Three members of a Dundee family who survived the Battle of Passchendaele have been added to the city’s roll of honour. The Great War Dundee Project is the story of the 30,490 men that left the city to fight in the first world war and of the people left at home. Dundee gave 63% of its eligible men to the armed forces and the directory was updated following Saturday’s Courier article about the role the city’s Johnston brothers played in the war. Of the five Johnston brothers, Frank, Walter, David and Peachy were artillerymen, and the fifth, John, was an army doctor.
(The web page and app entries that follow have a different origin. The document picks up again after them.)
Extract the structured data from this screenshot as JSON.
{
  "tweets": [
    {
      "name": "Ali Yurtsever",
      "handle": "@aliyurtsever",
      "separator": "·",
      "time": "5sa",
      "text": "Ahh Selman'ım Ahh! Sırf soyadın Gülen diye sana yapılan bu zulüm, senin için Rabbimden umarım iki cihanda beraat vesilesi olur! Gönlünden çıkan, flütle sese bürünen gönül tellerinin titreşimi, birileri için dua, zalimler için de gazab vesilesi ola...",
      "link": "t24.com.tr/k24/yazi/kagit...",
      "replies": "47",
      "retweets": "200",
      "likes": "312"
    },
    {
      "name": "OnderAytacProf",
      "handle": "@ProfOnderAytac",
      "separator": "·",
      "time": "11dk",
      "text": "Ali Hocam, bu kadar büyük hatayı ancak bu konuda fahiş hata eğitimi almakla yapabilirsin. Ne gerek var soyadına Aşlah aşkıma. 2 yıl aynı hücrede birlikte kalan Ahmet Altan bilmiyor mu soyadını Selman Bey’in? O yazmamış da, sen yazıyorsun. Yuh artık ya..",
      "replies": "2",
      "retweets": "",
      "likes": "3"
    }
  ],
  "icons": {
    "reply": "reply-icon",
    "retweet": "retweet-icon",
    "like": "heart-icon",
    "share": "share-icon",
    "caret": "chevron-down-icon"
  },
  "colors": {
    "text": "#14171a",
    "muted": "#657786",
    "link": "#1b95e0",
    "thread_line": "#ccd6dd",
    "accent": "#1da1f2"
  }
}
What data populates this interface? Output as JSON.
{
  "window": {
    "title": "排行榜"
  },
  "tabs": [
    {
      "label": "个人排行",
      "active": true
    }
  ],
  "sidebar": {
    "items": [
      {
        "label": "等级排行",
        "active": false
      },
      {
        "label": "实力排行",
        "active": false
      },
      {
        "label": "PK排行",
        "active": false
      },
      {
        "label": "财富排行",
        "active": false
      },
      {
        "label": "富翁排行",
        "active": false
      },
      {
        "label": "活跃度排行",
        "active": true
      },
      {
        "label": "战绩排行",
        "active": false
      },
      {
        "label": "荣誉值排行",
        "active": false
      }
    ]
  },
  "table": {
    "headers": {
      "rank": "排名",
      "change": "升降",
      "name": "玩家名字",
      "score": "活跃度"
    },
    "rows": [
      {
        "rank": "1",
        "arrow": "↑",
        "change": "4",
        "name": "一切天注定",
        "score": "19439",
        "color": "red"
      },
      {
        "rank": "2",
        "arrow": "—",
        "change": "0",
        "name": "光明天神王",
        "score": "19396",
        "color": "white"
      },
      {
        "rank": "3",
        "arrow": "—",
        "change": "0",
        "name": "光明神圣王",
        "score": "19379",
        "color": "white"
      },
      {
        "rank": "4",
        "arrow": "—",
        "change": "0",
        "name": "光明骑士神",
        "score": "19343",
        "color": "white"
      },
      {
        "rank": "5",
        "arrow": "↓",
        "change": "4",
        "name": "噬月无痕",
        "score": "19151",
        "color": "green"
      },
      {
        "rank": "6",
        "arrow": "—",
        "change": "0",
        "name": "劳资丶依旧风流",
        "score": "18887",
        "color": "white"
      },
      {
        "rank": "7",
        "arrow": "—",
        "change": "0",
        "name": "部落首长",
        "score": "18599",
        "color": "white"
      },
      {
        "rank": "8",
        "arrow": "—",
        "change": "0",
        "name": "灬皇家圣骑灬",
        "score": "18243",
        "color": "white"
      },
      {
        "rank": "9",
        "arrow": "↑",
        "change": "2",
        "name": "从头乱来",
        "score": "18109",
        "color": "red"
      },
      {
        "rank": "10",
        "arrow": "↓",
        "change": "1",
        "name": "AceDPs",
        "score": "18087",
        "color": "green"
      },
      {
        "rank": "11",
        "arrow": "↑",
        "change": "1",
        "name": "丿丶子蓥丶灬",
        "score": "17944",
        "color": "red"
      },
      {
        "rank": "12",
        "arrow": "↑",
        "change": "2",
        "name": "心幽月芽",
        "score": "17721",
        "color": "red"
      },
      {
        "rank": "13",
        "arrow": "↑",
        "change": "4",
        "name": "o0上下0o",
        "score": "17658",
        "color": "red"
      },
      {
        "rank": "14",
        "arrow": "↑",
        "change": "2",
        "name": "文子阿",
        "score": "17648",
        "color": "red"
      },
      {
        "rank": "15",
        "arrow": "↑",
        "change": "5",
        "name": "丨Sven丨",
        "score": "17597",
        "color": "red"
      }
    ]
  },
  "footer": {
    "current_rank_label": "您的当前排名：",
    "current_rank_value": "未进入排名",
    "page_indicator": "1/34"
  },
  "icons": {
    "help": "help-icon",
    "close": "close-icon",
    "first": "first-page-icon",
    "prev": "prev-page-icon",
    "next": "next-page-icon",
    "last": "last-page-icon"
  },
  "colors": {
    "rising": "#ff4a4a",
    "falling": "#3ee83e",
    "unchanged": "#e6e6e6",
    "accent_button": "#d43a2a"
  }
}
Frank and Walter’s entries have now been updated while David, Peachy and John have now had entries created in the returnee section of the honour roll. © SuppliedWalter, left, and Frank, pictured in 1917. Gary Thomson from the Great War Dundee Project said: “Following Saturday’s Courier article on the five Johnston brothers who served in the war, with both Frank and Walter paying the ultimate sacrifice and the fact that Frank, for reasons unknown is not recognised as a casualty of war, the Great War Dundee Project has updated the entries for both Frank and Walter on the new roll of honour. “Dundee paid a high price for her war efforts. By the armistice, over 4,000 men had made the ultimate sacrifice. “Their names are recorded in the city’s original roll of honour, a simple alphabetical list of names, ranks and regiments. “Over the years mistakes and omissions have been discovered by families viewing the list resulting in handwritten corrections to the record.” © SuppliedWalter, left, and Frank Johnston, pictured at Balgray Farmhouse in Dundee. Mr Thomson said one of Great War Dundee’s main objectives is to produce an “inclusive, fully searchable online roll of Dundonians who contributed to the war effort” and in doing so honour the men and women who lost their lives and those who survived. He added: “Due to the fact that Frank was not recognised as a casualty his entry on the original Dundee Roll of Honour was very sparse with only his name and regiment listed. “Saturday’s article allowed us to contact Frank’s relative who provided us with a fantastic amount on information about Frank and Walter which have been added to their entry. “Not only that but the three brothers who survived, David, John and Peachy have now have entries created, in the returnee section of the honour roll. “It is thanks to people like Douglas that these entries now have added information and photos.” Frank is believed to have been wounded in Flanders in 1917 and he endured a prolonged and difficult death in November 1919 in a private nursing home in Dundee as a result of his injuries. The family have been unable to provide sufficient independent corroboration that he died directly of his war wounds as his army records have not survived. Frank’s great nephew Douglas Norrie from near Arbroath is trying to find documentary evidence to correct this. David and Frank were both with the Royal Garrison Artillery (RGA) and their batteries of large long range howitzers were deployed at Corps level and primarily used to attack specific enemy targets, particularly enemy artillery. Walter and Peachy served with the Royal Field Artillery (RFA) with their respective brigades being attached to infantry divisions and their smaller, highly portable field guns being used in support of infantry. The fifth of the brothers, Captain (Dr) John McPherson Johnston was a doctor and served with the Royal Army Medical Corps (RAMC) and was awarded the Silver War Badge after being discharged with TB.